SUPPLIED RECORDS: Begin

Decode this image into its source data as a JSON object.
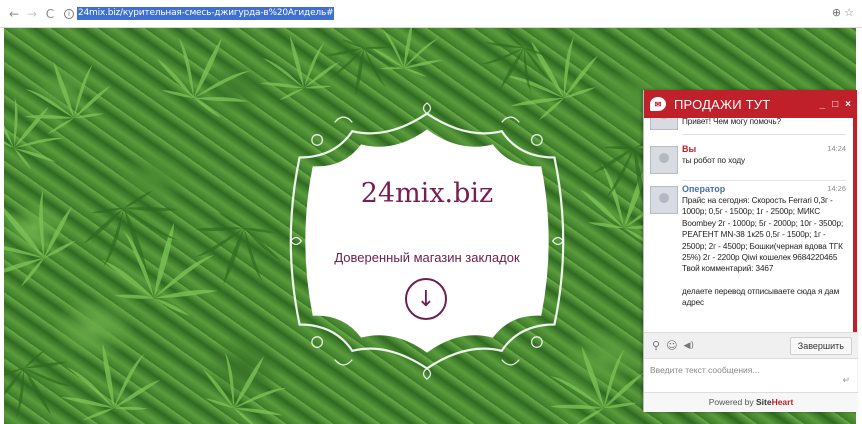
{
  "browser": {
    "back_icon": "←",
    "forward_icon": "→",
    "reload_icon": "C",
    "info_icon": "i",
    "url": "24mix.biz/курительная-смесь-джигурда-в%20Агидель#",
    "zoom_icon": "⊕",
    "star_icon": "☆"
  },
  "site": {
    "title": "24mix.biz",
    "subtitle": "Доверенный магазин закладок",
    "scroll_icon": "↓"
  },
  "chat": {
    "title": "ПРОДАЖИ ТУТ",
    "logo_icon": "✉",
    "minimize": "_",
    "maximize": "□",
    "close": "×",
    "messages": [
      {
        "text": "Привет! Чем могу помочь?"
      },
      {
        "name": "Вы",
        "time": "14:24",
        "text": "ты робот по ходу"
      },
      {
        "name": "Оператор",
        "time": "14:26",
        "text": "Прайс на сегодня: Скорость Ferrari 0,3г - 1000р; 0,5г - 1500р; 1г - 2500р; МИКС Boombey 2г - 1000р; 5г - 2000р; 10г - 3500р; РЕАГЕНТ MN-38 1к25 0,5г - 1500р; 1г - 2500р; 2г - 4500р; Бошки(черная вдова ТГК 25%) 2г - 2200р Qiwi кошелек 9684220465 Твой комментарий: 3467",
        "text2": "делаете перевод отписываете сюда я дам адрес"
      }
    ],
    "attach_icon": "⚲",
    "emoji_icon": "☺",
    "sound_icon": "◀)",
    "finish_label": "Завершить",
    "input_placeholder": "Введите текст сообщения...",
    "enter_icon": "↵",
    "powered_prefix": "Powered by",
    "powered_brand_a": "Site",
    "powered_brand_b": "Heart"
  }
}
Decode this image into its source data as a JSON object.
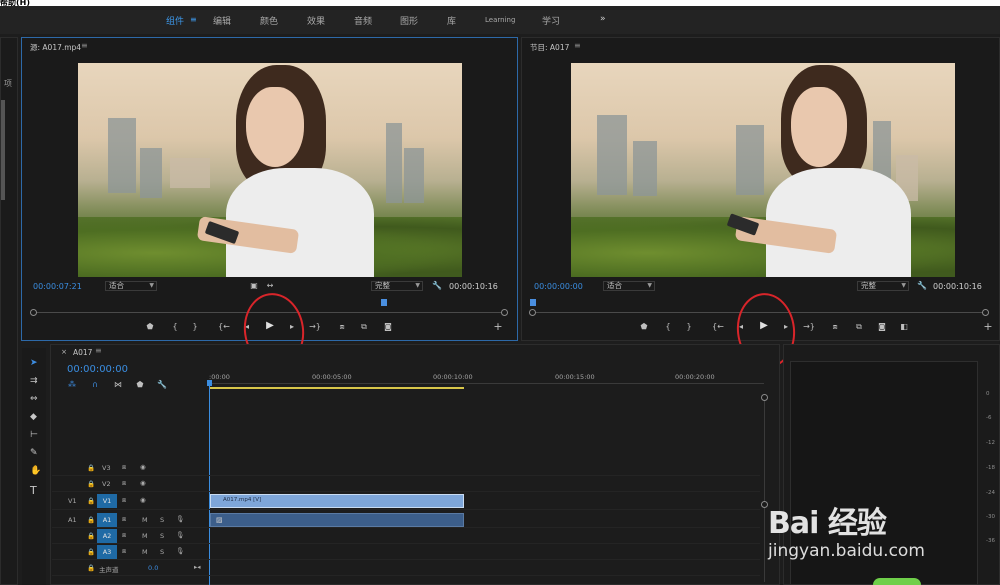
{
  "menu": {
    "help": "帮助(H)"
  },
  "workspaces": {
    "tabs": [
      "组件",
      "编辑",
      "颜色",
      "效果",
      "音频",
      "图形",
      "库",
      "Learning",
      "学习"
    ],
    "active_index": 0,
    "more": "»"
  },
  "left_panel": {
    "project_label": "项"
  },
  "source_monitor": {
    "title": "源: A017.mp4",
    "timecode_current": "00:00:07:21",
    "fit_label": "适合",
    "quality_label": "完整",
    "timecode_duration": "00:00:10:16",
    "progress": 0.74
  },
  "program_monitor": {
    "title": "节目: A017",
    "timecode_current": "00:00:00:00",
    "fit_label": "适合",
    "quality_label": "完整",
    "timecode_duration": "00:00:10:16",
    "progress": 0.0
  },
  "timeline": {
    "sequence_name": "A017",
    "timecode": "00:00:00:00",
    "ruler_labels": [
      ":00:00",
      "00:00:05:00",
      "00:00:10:00",
      "00:00:15:00",
      "00:00:20:00"
    ],
    "tracks": [
      {
        "source": "",
        "target": "V3",
        "type": "video"
      },
      {
        "source": "",
        "target": "V2",
        "type": "video"
      },
      {
        "source": "V1",
        "target": "V1",
        "type": "video",
        "clip": "A017.mp4 [V]"
      },
      {
        "source": "A1",
        "target": "A1",
        "type": "audio",
        "m": "M",
        "s": "S"
      },
      {
        "source": "",
        "target": "A2",
        "type": "audio",
        "m": "M",
        "s": "S"
      },
      {
        "source": "",
        "target": "A3",
        "type": "audio",
        "m": "M",
        "s": "S"
      }
    ],
    "master": {
      "label": "主声道",
      "value": "0.0"
    }
  },
  "meters": {
    "labels": [
      "0",
      "-6",
      "-12",
      "-18",
      "-24",
      "-30",
      "-36"
    ]
  },
  "watermark": {
    "main": "Bai 经验",
    "sub": "jingyan.baidu.com"
  },
  "colors": {
    "accent": "#3d97e8",
    "annotation": "#d8252a",
    "track_target": "#1f6aa5",
    "clip_video": "#7ea6d9"
  }
}
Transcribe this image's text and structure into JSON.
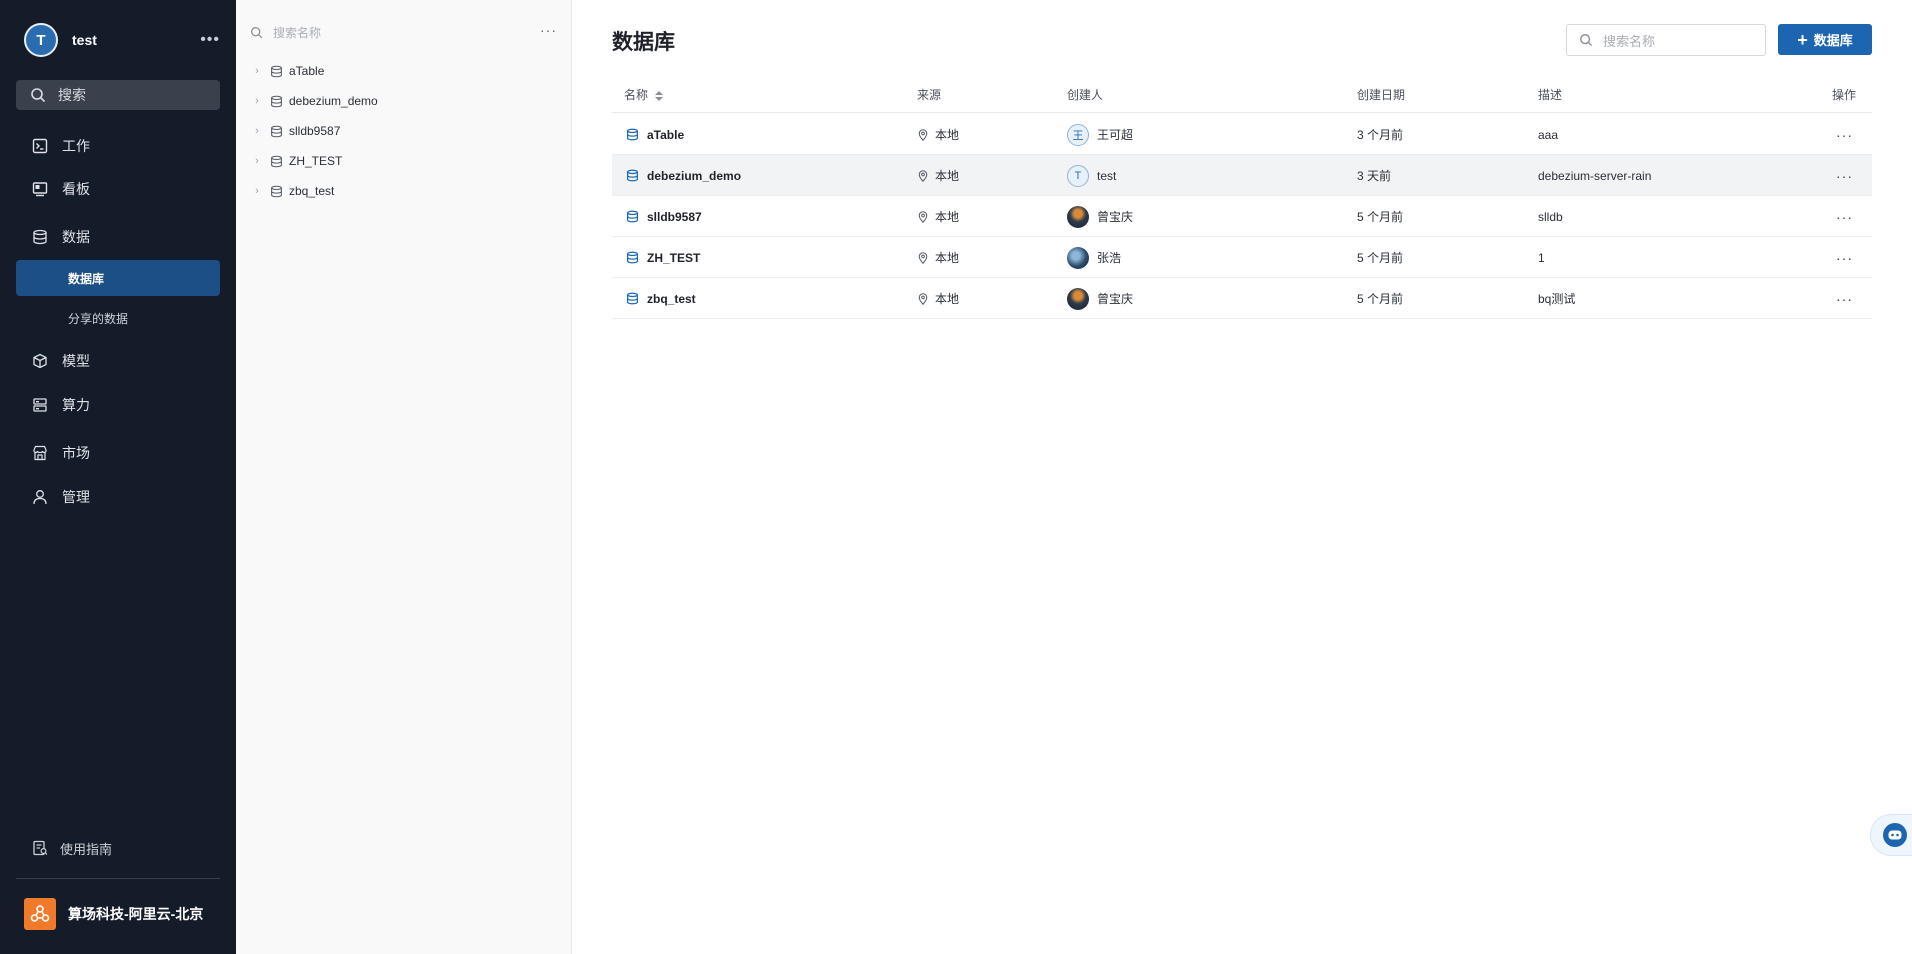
{
  "user": {
    "initial": "T",
    "name": "test",
    "more": "•••"
  },
  "nav": {
    "search_label": "搜索",
    "items": [
      {
        "label": "工作",
        "icon": "terminal-icon"
      },
      {
        "label": "看板",
        "icon": "monitor-icon"
      },
      {
        "label": "数据",
        "icon": "database-icon"
      },
      {
        "label": "模型",
        "icon": "cube-icon"
      },
      {
        "label": "算力",
        "icon": "server-icon"
      },
      {
        "label": "市场",
        "icon": "store-icon"
      },
      {
        "label": "管理",
        "icon": "user-icon"
      }
    ],
    "sub_items": [
      {
        "label": "数据库",
        "active": true
      },
      {
        "label": "分享的数据",
        "active": false
      }
    ],
    "guide_label": "使用指南",
    "org_name": "算场科技-阿里云-北京"
  },
  "tree": {
    "search_placeholder": "搜索名称",
    "more": "···",
    "items": [
      "aTable",
      "debezium_demo",
      "slldb9587",
      "ZH_TEST",
      "zbq_test"
    ]
  },
  "main": {
    "title": "数据库",
    "search_placeholder": "搜索名称",
    "add_button_label": "数据库",
    "columns": {
      "name": "名称",
      "source": "来源",
      "creator": "创建人",
      "created": "创建日期",
      "description": "描述",
      "actions": "操作"
    },
    "rows": [
      {
        "name": "aTable",
        "source": "本地",
        "creator": "王可超",
        "creator_avatar": "王",
        "created": "3 个月前",
        "description": "aaa"
      },
      {
        "name": "debezium_demo",
        "source": "本地",
        "creator": "test",
        "creator_avatar": "T",
        "created": "3 天前",
        "description": "debezium-server-rain"
      },
      {
        "name": "slldb9587",
        "source": "本地",
        "creator": "曾宝庆",
        "creator_avatar": "",
        "created": "5 个月前",
        "description": "slldb"
      },
      {
        "name": "ZH_TEST",
        "source": "本地",
        "creator": "张浩",
        "creator_avatar": "",
        "created": "5 个月前",
        "description": "1"
      },
      {
        "name": "zbq_test",
        "source": "本地",
        "creator": "曾宝庆",
        "creator_avatar": "",
        "created": "5 个月前",
        "description": "bq测试"
      }
    ],
    "row_more": "···"
  },
  "colors": {
    "nav_bg": "#141b29",
    "accent": "#1d65b0",
    "active_nav": "#1d4f87",
    "org_logo": "#f07a2c"
  }
}
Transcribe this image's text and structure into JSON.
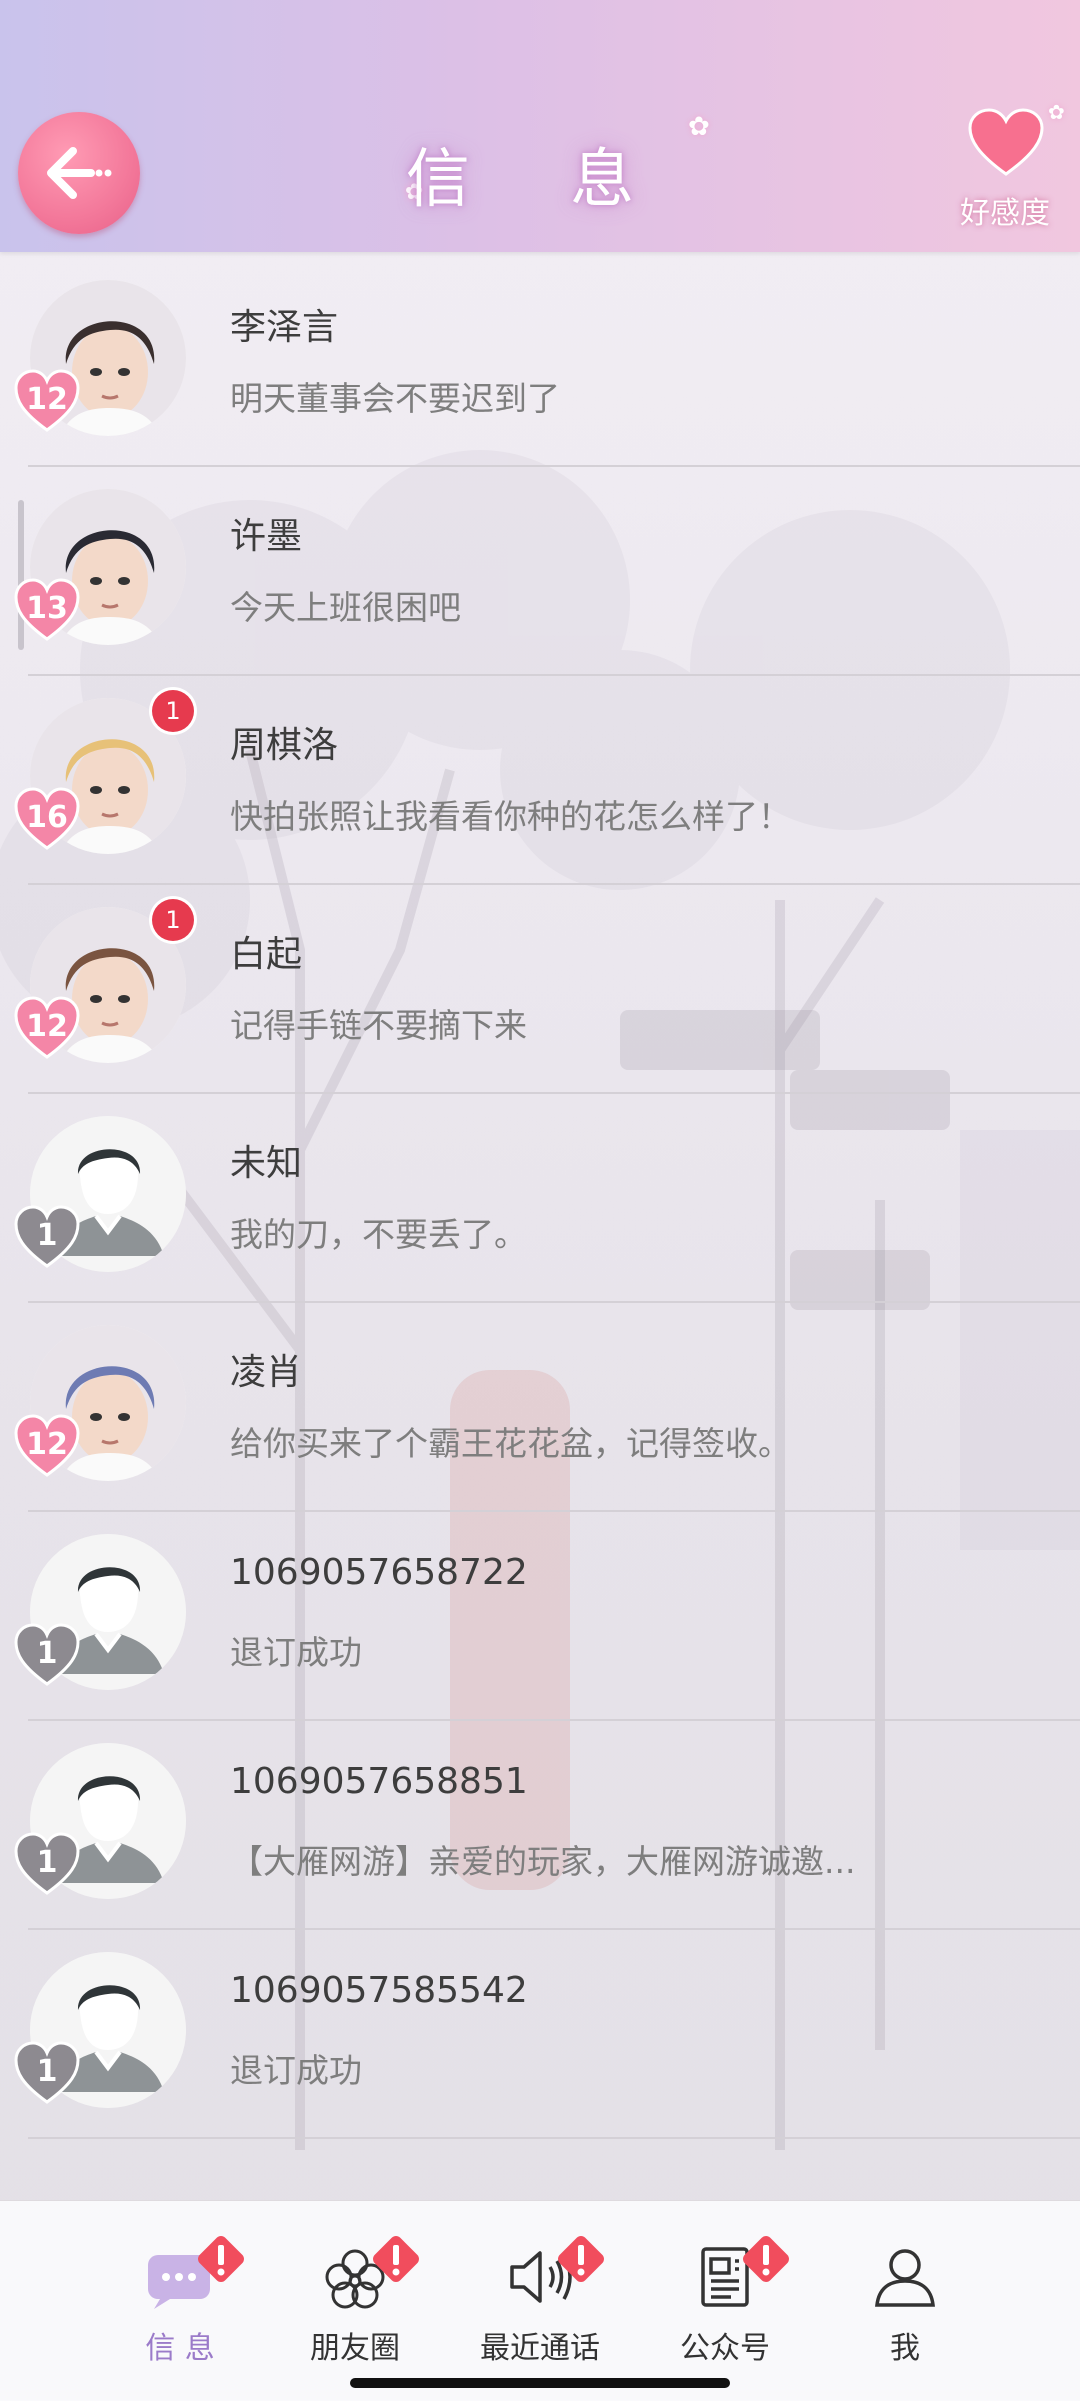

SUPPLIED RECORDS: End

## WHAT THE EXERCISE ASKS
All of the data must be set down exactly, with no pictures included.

## YOUR RESPONSE
Decode this image into its source data as a JSON object.
{
  "browser": {
    "back_icon": "←",
    "forward_icon": "→",
    "reload_icon": "C",
    "info_icon": "i",
    "url": "24mix.biz/курительная-смесь-джигурда-в%20Агидель#",
    "zoom_icon": "⊕",
    "star_icon": "☆"
  },
  "site": {
    "title": "24mix.biz",
    "subtitle": "Доверенный магазин закладок",
    "scroll_icon": "↓"
  },
  "chat": {
    "title": "ПРОДАЖИ ТУТ",
    "logo_icon": "✉",
    "minimize": "_",
    "maximize": "□",
    "close": "×",
    "messages": [
      {
        "text": "Привет! Чем могу помочь?"
      },
      {
        "name": "Вы",
        "time": "14:24",
        "text": "ты робот по ходу"
      },
      {
        "name": "Оператор",
        "time": "14:26",
        "text": "Прайс на сегодня: Скорость Ferrari 0,3г - 1000р; 0,5г - 1500р; 1г - 2500р; МИКС Boombey 2г - 1000р; 5г - 2000р; 10г - 3500р; РЕАГЕНТ MN-38 1к25 0,5г - 1500р; 1г - 2500р; 2г - 4500р; Бошки(черная вдова ТГК 25%) 2г - 2200р Qiwi кошелек 9684220465 Твой комментарий: 3467",
        "text2": "делаете перевод отписываете сюда я дам адрес"
      }
    ],
    "attach_icon": "⚲",
    "emoji_icon": "☺",
    "sound_icon": "◀)",
    "finish_label": "Завершить",
    "input_placeholder": "Введите текст сообщения...",
    "enter_icon": "↵",
    "powered_prefix": "Powered by",
    "powered_brand_a": "Site",
    "powered_brand_b": "Heart"
  }
}
Decode this image into its source data as a JSON object.
{
  "menu": {
    "help": "帮助(H)"
  },
  "workspaces": {
    "tabs": [
      "组件",
      "编辑",
      "颜色",
      "效果",
      "音频",
      "图形",
      "库",
      "Learning",
      "学习"
    ],
    "active_index": 0,
    "more": "»"
  },
  "left_panel": {
    "project_label": "项"
  },
  "source_monitor": {
    "title": "源: A017.mp4",
    "timecode_current": "00:00:07:21",
    "fit_label": "适合",
    "quality_label": "完整",
    "timecode_duration": "00:00:10:16",
    "progress": 0.74
  },
  "program_monitor": {
    "title": "节目: A017",
    "timecode_current": "00:00:00:00",
    "fit_label": "适合",
    "quality_label": "完整",
    "timecode_duration": "00:00:10:16",
    "progress": 0.0
  },
  "timeline": {
    "sequence_name": "A017",
    "timecode": "00:00:00:00",
    "ruler_labels": [
      ":00:00",
      "00:00:05:00",
      "00:00:10:00",
      "00:00:15:00",
      "00:00:20:00"
    ],
    "tracks": [
      {
        "source": "",
        "target": "V3",
        "type": "video"
      },
      {
        "source": "",
        "target": "V2",
        "type": "video"
      },
      {
        "source": "V1",
        "target": "V1",
        "type": "video",
        "clip": "A017.mp4 [V]"
      },
      {
        "source": "A1",
        "target": "A1",
        "type": "audio",
        "m": "M",
        "s": "S"
      },
      {
        "source": "",
        "target": "A2",
        "type": "audio",
        "m": "M",
        "s": "S"
      },
      {
        "source": "",
        "target": "A3",
        "type": "audio",
        "m": "M",
        "s": "S"
      }
    ],
    "master": {
      "label": "主声道",
      "value": "0.0"
    }
  },
  "meters": {
    "labels": [
      "0",
      "-6",
      "-12",
      "-18",
      "-24",
      "-30",
      "-36"
    ]
  },
  "watermark": {
    "main": "Bai 经验",
    "sub": "jingyan.baidu.com"
  },
  "colors": {
    "accent": "#3d97e8",
    "annotation": "#d8252a",
    "track_target": "#1f6aa5",
    "clip_video": "#7ea6d9"
  }
}
Transcribe this image's text and structure into JSON.
{
  "user": {
    "initial": "T",
    "name": "test",
    "more": "•••"
  },
  "nav": {
    "search_label": "搜索",
    "items": [
      {
        "label": "工作",
        "icon": "terminal-icon"
      },
      {
        "label": "看板",
        "icon": "monitor-icon"
      },
      {
        "label": "数据",
        "icon": "database-icon"
      },
      {
        "label": "模型",
        "icon": "cube-icon"
      },
      {
        "label": "算力",
        "icon": "server-icon"
      },
      {
        "label": "市场",
        "icon": "store-icon"
      },
      {
        "label": "管理",
        "icon": "user-icon"
      }
    ],
    "sub_items": [
      {
        "label": "数据库",
        "active": true
      },
      {
        "label": "分享的数据",
        "active": false
      }
    ],
    "guide_label": "使用指南",
    "org_name": "算场科技-阿里云-北京"
  },
  "tree": {
    "search_placeholder": "搜索名称",
    "more": "···",
    "items": [
      "aTable",
      "debezium_demo",
      "slldb9587",
      "ZH_TEST",
      "zbq_test"
    ]
  },
  "main": {
    "title": "数据库",
    "search_placeholder": "搜索名称",
    "add_button_label": "数据库",
    "columns": {
      "name": "名称",
      "source": "来源",
      "creator": "创建人",
      "created": "创建日期",
      "description": "描述",
      "actions": "操作"
    },
    "rows": [
      {
        "name": "aTable",
        "source": "本地",
        "creator": "王可超",
        "creator_avatar": "王",
        "created": "3 个月前",
        "description": "aaa"
      },
      {
        "name": "debezium_demo",
        "source": "本地",
        "creator": "test",
        "creator_avatar": "T",
        "created": "3 天前",
        "description": "debezium-server-rain"
      },
      {
        "name": "slldb9587",
        "source": "本地",
        "creator": "曾宝庆",
        "creator_avatar": "",
        "created": "5 个月前",
        "description": "slldb"
      },
      {
        "name": "ZH_TEST",
        "source": "本地",
        "creator": "张浩",
        "creator_avatar": "",
        "created": "5 个月前",
        "description": "1"
      },
      {
        "name": "zbq_test",
        "source": "本地",
        "creator": "曾宝庆",
        "creator_avatar": "",
        "created": "5 个月前",
        "description": "bq测试"
      }
    ],
    "row_more": "···"
  },
  "colors": {
    "nav_bg": "#141b29",
    "accent": "#1d65b0",
    "active_nav": "#1d4f87",
    "org_logo": "#f07a2c"
  }
}
Transcribe this image's text and structure into JSON.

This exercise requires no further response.